▶ [EXTRACTED RECORDS]
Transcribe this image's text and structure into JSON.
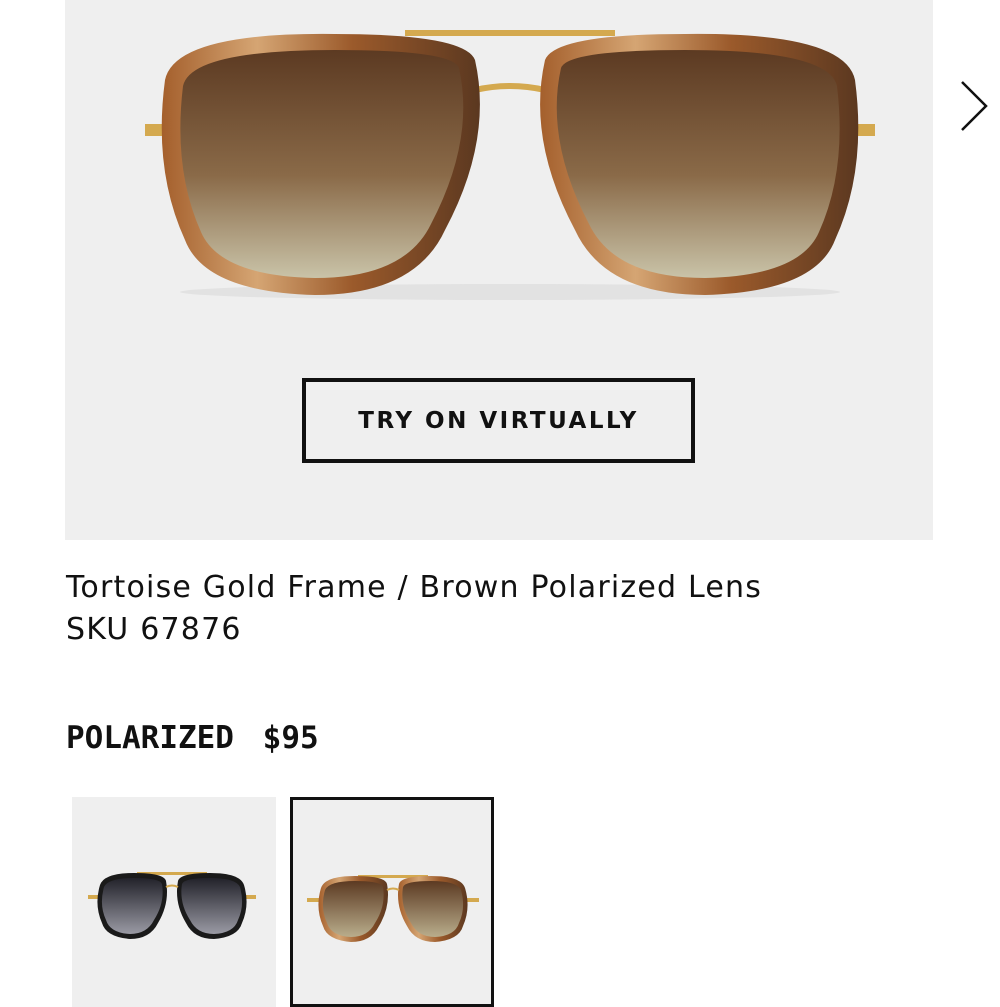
{
  "product": {
    "frame_name": "Tortoise Gold Frame / Brown Polarized Lens",
    "sku_label": "SKU",
    "sku_value": "67876"
  },
  "actions": {
    "try_on_label": "TRY ON VIRTUALLY"
  },
  "lens": {
    "type_label": "POLARIZED",
    "price": "$95"
  },
  "variants": [
    {
      "name": "Black Gold Frame",
      "selected": false,
      "lens_color": "#2c2c34"
    },
    {
      "name": "Tortoise Gold Frame",
      "selected": true,
      "lens_color": "#7a4a25"
    }
  ],
  "colors": {
    "hero_bg": "#efefef",
    "frame_tortoise": "#b06a35",
    "gold": "#d4a94f",
    "text": "#111111"
  },
  "icons": {
    "next": "chevron-right-icon"
  }
}
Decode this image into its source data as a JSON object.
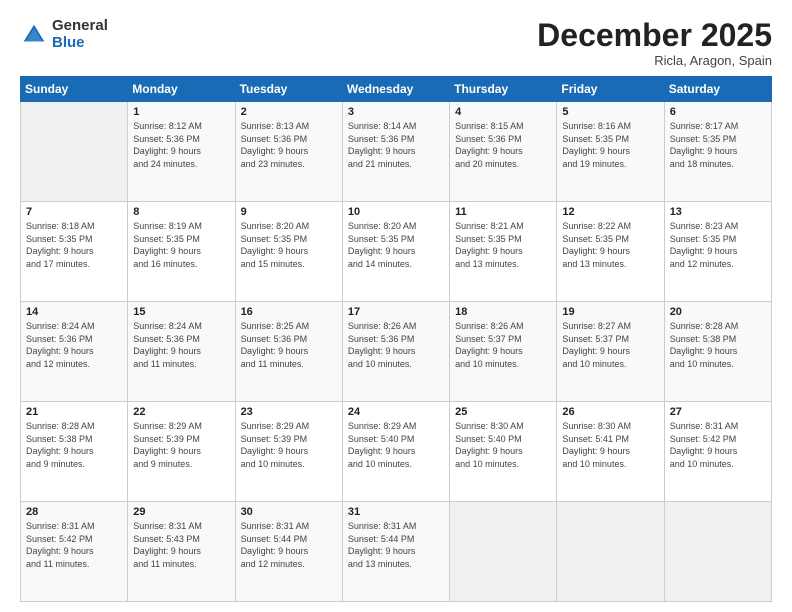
{
  "logo": {
    "general": "General",
    "blue": "Blue"
  },
  "header": {
    "month": "December 2025",
    "location": "Ricla, Aragon, Spain"
  },
  "weekdays": [
    "Sunday",
    "Monday",
    "Tuesday",
    "Wednesday",
    "Thursday",
    "Friday",
    "Saturday"
  ],
  "weeks": [
    [
      {
        "day": "",
        "info": ""
      },
      {
        "day": "1",
        "info": "Sunrise: 8:12 AM\nSunset: 5:36 PM\nDaylight: 9 hours\nand 24 minutes."
      },
      {
        "day": "2",
        "info": "Sunrise: 8:13 AM\nSunset: 5:36 PM\nDaylight: 9 hours\nand 23 minutes."
      },
      {
        "day": "3",
        "info": "Sunrise: 8:14 AM\nSunset: 5:36 PM\nDaylight: 9 hours\nand 21 minutes."
      },
      {
        "day": "4",
        "info": "Sunrise: 8:15 AM\nSunset: 5:36 PM\nDaylight: 9 hours\nand 20 minutes."
      },
      {
        "day": "5",
        "info": "Sunrise: 8:16 AM\nSunset: 5:35 PM\nDaylight: 9 hours\nand 19 minutes."
      },
      {
        "day": "6",
        "info": "Sunrise: 8:17 AM\nSunset: 5:35 PM\nDaylight: 9 hours\nand 18 minutes."
      }
    ],
    [
      {
        "day": "7",
        "info": "Sunrise: 8:18 AM\nSunset: 5:35 PM\nDaylight: 9 hours\nand 17 minutes."
      },
      {
        "day": "8",
        "info": "Sunrise: 8:19 AM\nSunset: 5:35 PM\nDaylight: 9 hours\nand 16 minutes."
      },
      {
        "day": "9",
        "info": "Sunrise: 8:20 AM\nSunset: 5:35 PM\nDaylight: 9 hours\nand 15 minutes."
      },
      {
        "day": "10",
        "info": "Sunrise: 8:20 AM\nSunset: 5:35 PM\nDaylight: 9 hours\nand 14 minutes."
      },
      {
        "day": "11",
        "info": "Sunrise: 8:21 AM\nSunset: 5:35 PM\nDaylight: 9 hours\nand 13 minutes."
      },
      {
        "day": "12",
        "info": "Sunrise: 8:22 AM\nSunset: 5:35 PM\nDaylight: 9 hours\nand 13 minutes."
      },
      {
        "day": "13",
        "info": "Sunrise: 8:23 AM\nSunset: 5:35 PM\nDaylight: 9 hours\nand 12 minutes."
      }
    ],
    [
      {
        "day": "14",
        "info": "Sunrise: 8:24 AM\nSunset: 5:36 PM\nDaylight: 9 hours\nand 12 minutes."
      },
      {
        "day": "15",
        "info": "Sunrise: 8:24 AM\nSunset: 5:36 PM\nDaylight: 9 hours\nand 11 minutes."
      },
      {
        "day": "16",
        "info": "Sunrise: 8:25 AM\nSunset: 5:36 PM\nDaylight: 9 hours\nand 11 minutes."
      },
      {
        "day": "17",
        "info": "Sunrise: 8:26 AM\nSunset: 5:36 PM\nDaylight: 9 hours\nand 10 minutes."
      },
      {
        "day": "18",
        "info": "Sunrise: 8:26 AM\nSunset: 5:37 PM\nDaylight: 9 hours\nand 10 minutes."
      },
      {
        "day": "19",
        "info": "Sunrise: 8:27 AM\nSunset: 5:37 PM\nDaylight: 9 hours\nand 10 minutes."
      },
      {
        "day": "20",
        "info": "Sunrise: 8:28 AM\nSunset: 5:38 PM\nDaylight: 9 hours\nand 10 minutes."
      }
    ],
    [
      {
        "day": "21",
        "info": "Sunrise: 8:28 AM\nSunset: 5:38 PM\nDaylight: 9 hours\nand 9 minutes."
      },
      {
        "day": "22",
        "info": "Sunrise: 8:29 AM\nSunset: 5:39 PM\nDaylight: 9 hours\nand 9 minutes."
      },
      {
        "day": "23",
        "info": "Sunrise: 8:29 AM\nSunset: 5:39 PM\nDaylight: 9 hours\nand 10 minutes."
      },
      {
        "day": "24",
        "info": "Sunrise: 8:29 AM\nSunset: 5:40 PM\nDaylight: 9 hours\nand 10 minutes."
      },
      {
        "day": "25",
        "info": "Sunrise: 8:30 AM\nSunset: 5:40 PM\nDaylight: 9 hours\nand 10 minutes."
      },
      {
        "day": "26",
        "info": "Sunrise: 8:30 AM\nSunset: 5:41 PM\nDaylight: 9 hours\nand 10 minutes."
      },
      {
        "day": "27",
        "info": "Sunrise: 8:31 AM\nSunset: 5:42 PM\nDaylight: 9 hours\nand 10 minutes."
      }
    ],
    [
      {
        "day": "28",
        "info": "Sunrise: 8:31 AM\nSunset: 5:42 PM\nDaylight: 9 hours\nand 11 minutes."
      },
      {
        "day": "29",
        "info": "Sunrise: 8:31 AM\nSunset: 5:43 PM\nDaylight: 9 hours\nand 11 minutes."
      },
      {
        "day": "30",
        "info": "Sunrise: 8:31 AM\nSunset: 5:44 PM\nDaylight: 9 hours\nand 12 minutes."
      },
      {
        "day": "31",
        "info": "Sunrise: 8:31 AM\nSunset: 5:44 PM\nDaylight: 9 hours\nand 13 minutes."
      },
      {
        "day": "",
        "info": ""
      },
      {
        "day": "",
        "info": ""
      },
      {
        "day": "",
        "info": ""
      }
    ]
  ]
}
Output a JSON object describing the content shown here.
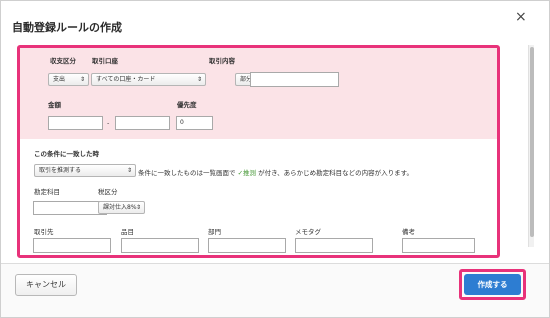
{
  "dialog": {
    "title": "自動登録ルールの作成",
    "close_icon": "×"
  },
  "conditions": {
    "type_label": "収支区分",
    "type_value": "支出",
    "account_label": "取引口座",
    "account_value": "すべての口座・カード",
    "content_label": "取引内容",
    "match_value": "部分一致",
    "content_input": "",
    "amount_label": "金額",
    "amount_min": "",
    "amount_sep": "-",
    "amount_max": "",
    "priority_label": "優先度",
    "priority_value": "0"
  },
  "action": {
    "section_title": "この条件に一致した時",
    "action_value": "取引を推測する",
    "desc_prefix": "条件に一致したものは一覧画面で",
    "desc_tag": "✓推測",
    "desc_suffix": "が付き、あらかじめ勘定科目などの内容が入ります。",
    "account_item_label": "勘定科目",
    "account_item_value": "",
    "tax_label": "税区分",
    "tax_value": "課対仕入8%",
    "partner_label": "取引先",
    "item_label": "品目",
    "dept_label": "部門",
    "memo_label": "メモタグ",
    "note_label": "備考"
  },
  "footer": {
    "cancel_label": "キャンセル",
    "create_label": "作成する"
  },
  "colors": {
    "highlight": "#e8327a",
    "pink_bg": "#fbe3e7",
    "primary": "#2d7dd2"
  }
}
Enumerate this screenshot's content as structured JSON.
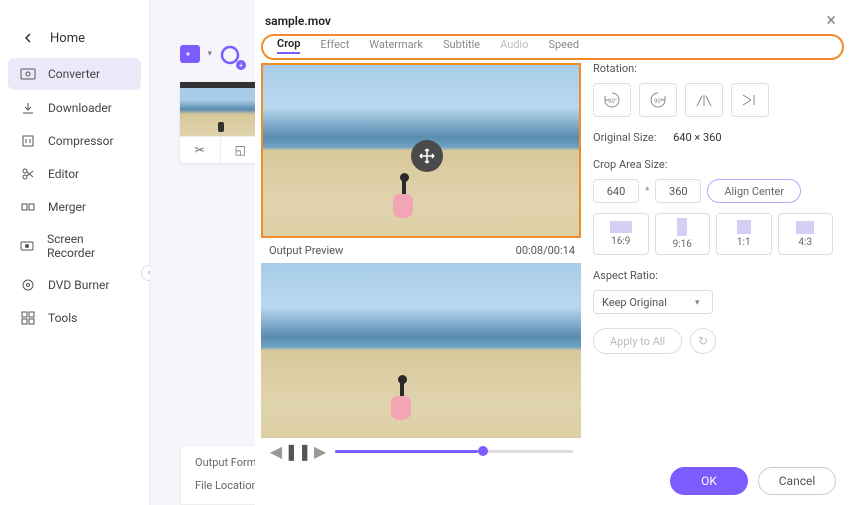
{
  "sidebar": {
    "home": "Home",
    "items": [
      {
        "label": "Converter"
      },
      {
        "label": "Downloader"
      },
      {
        "label": "Compressor"
      },
      {
        "label": "Editor"
      },
      {
        "label": "Merger"
      },
      {
        "label": "Screen Recorder"
      },
      {
        "label": "DVD Burner"
      },
      {
        "label": "Tools"
      }
    ]
  },
  "footer": {
    "output_format": "Output Format:",
    "file_location": "File Location:"
  },
  "modal": {
    "file": "sample.mov",
    "tabs": {
      "crop": "Crop",
      "effect": "Effect",
      "watermark": "Watermark",
      "subtitle": "Subtitle",
      "audio": "Audio",
      "speed": "Speed"
    },
    "output_preview": "Output Preview",
    "timecode": "00:08/00:14",
    "ok": "OK",
    "cancel": "Cancel"
  },
  "settings": {
    "rotation_label": "Rotation:",
    "rot1": "90°",
    "rot2": "90°",
    "original_label": "Original Size:",
    "original_value": "640 × 360",
    "crop_label": "Crop Area Size:",
    "crop_w": "640",
    "crop_h": "360",
    "align": "Align Center",
    "aspects": {
      "a169": "16:9",
      "a916": "9:16",
      "a11": "1:1",
      "a43": "4:3"
    },
    "aspect_label": "Aspect Ratio:",
    "aspect_value": "Keep Original",
    "apply": "Apply to All"
  }
}
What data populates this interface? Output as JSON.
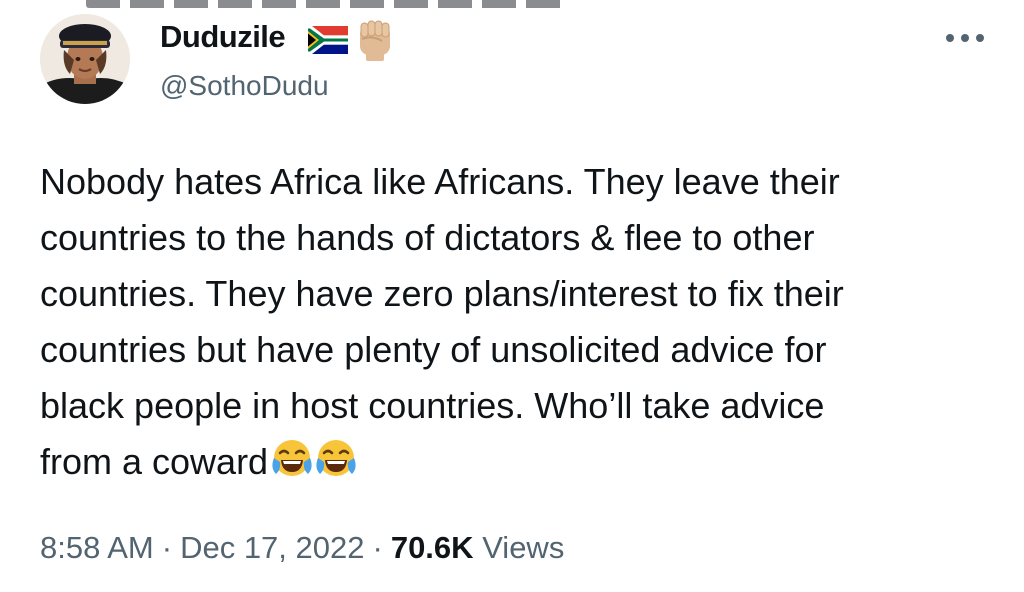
{
  "tweet": {
    "author": {
      "display_name": "Duduzile",
      "handle": "@SothoDudu",
      "badges": [
        "south-africa-flag-icon",
        "raised-fist-icon"
      ],
      "avatar": "avatar-photo"
    },
    "more_menu": "more-options-icon",
    "text_lines": [
      "Nobody hates Africa like Africans. They leave their",
      "countries to the hands of dictators & flee to other",
      "countries. They have zero plans/interest to fix their",
      "countries but have plenty of unsolicited advice for",
      "black people in host countries. Who’ll take advice",
      "from a coward"
    ],
    "trailing_emojis": [
      "tears-of-joy-emoji",
      "tears-of-joy-emoji"
    ],
    "time": "8:58 AM",
    "separator": "·",
    "date": "Dec 17, 2022",
    "views_count": "70.6K",
    "views_label": "Views"
  },
  "colors": {
    "text": "#0f1419",
    "secondary_text": "#536471",
    "background": "#ffffff"
  }
}
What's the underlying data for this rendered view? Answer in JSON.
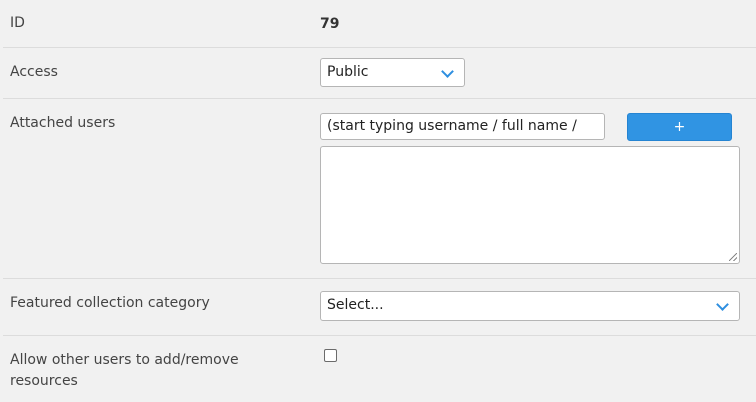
{
  "fields": {
    "id": {
      "label": "ID",
      "value": "79"
    },
    "access": {
      "label": "Access",
      "selected": "Public"
    },
    "attached_users": {
      "label": "Attached users",
      "search_value": "(start typing username / full name /",
      "add_button": "+",
      "list_value": ""
    },
    "featured_category": {
      "label": "Featured collection category",
      "selected": "Select..."
    },
    "allow_users": {
      "label": "Allow other users to add/remove resources",
      "checked": false
    }
  },
  "colors": {
    "accent": "#3094e3",
    "background": "#f1f1f1",
    "divider": "#dcdcdc"
  },
  "icons": {
    "dropdown": "chevron-down-icon",
    "resize": "resize-grip-icon"
  }
}
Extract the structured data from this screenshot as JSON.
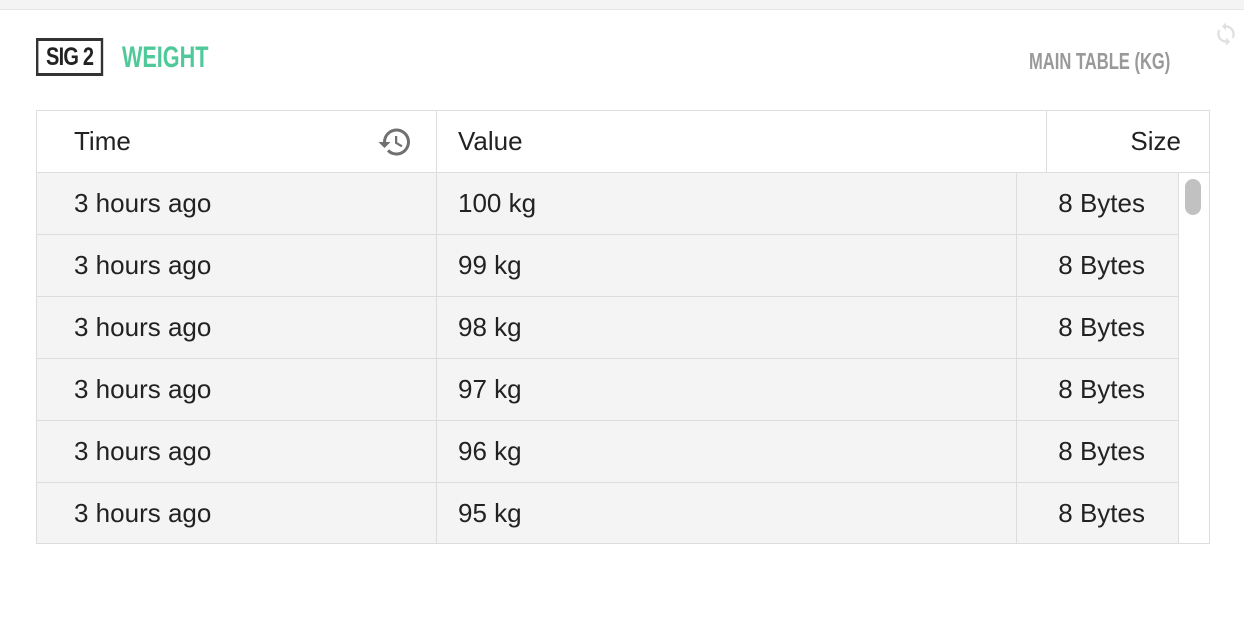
{
  "widget": {
    "signal_badge": "SIG 2",
    "signal_name": "WEIGHT",
    "table_title": "MAIN TABLE (KG)",
    "accent_color": "#4fc99a",
    "refresh_icon": "refresh-icon",
    "history_icon": "history-icon"
  },
  "table": {
    "columns": [
      "Time",
      "Value",
      "Size"
    ],
    "rows": [
      {
        "time": "3 hours ago",
        "value": "100 kg",
        "size": "8 Bytes"
      },
      {
        "time": "3 hours ago",
        "value": "99 kg",
        "size": "8 Bytes"
      },
      {
        "time": "3 hours ago",
        "value": "98 kg",
        "size": "8 Bytes"
      },
      {
        "time": "3 hours ago",
        "value": "97 kg",
        "size": "8 Bytes"
      },
      {
        "time": "3 hours ago",
        "value": "96 kg",
        "size": "8 Bytes"
      },
      {
        "time": "3 hours ago",
        "value": "95 kg",
        "size": "8 Bytes"
      }
    ]
  }
}
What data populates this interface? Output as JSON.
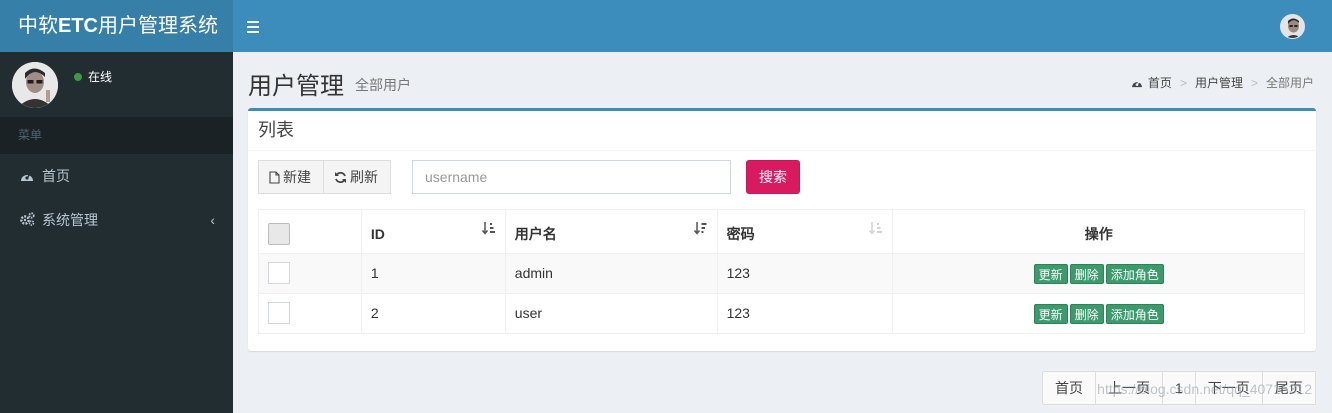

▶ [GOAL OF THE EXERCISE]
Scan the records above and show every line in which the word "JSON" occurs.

▶ [THE ANSWER]
Transcribe this image's text and structure into JSON.
Decode this image into its source data as a JSON object.
Output a JSON object describing the content shown here.
Enumerate this screenshot's content as structured JSON.
What data populates this interface? Output as JSON.
What's the underlying data for this rendered view? Answer in JSON.
Extract the structured data from this screenshot as JSON.
What data populates this interface? Output as JSON.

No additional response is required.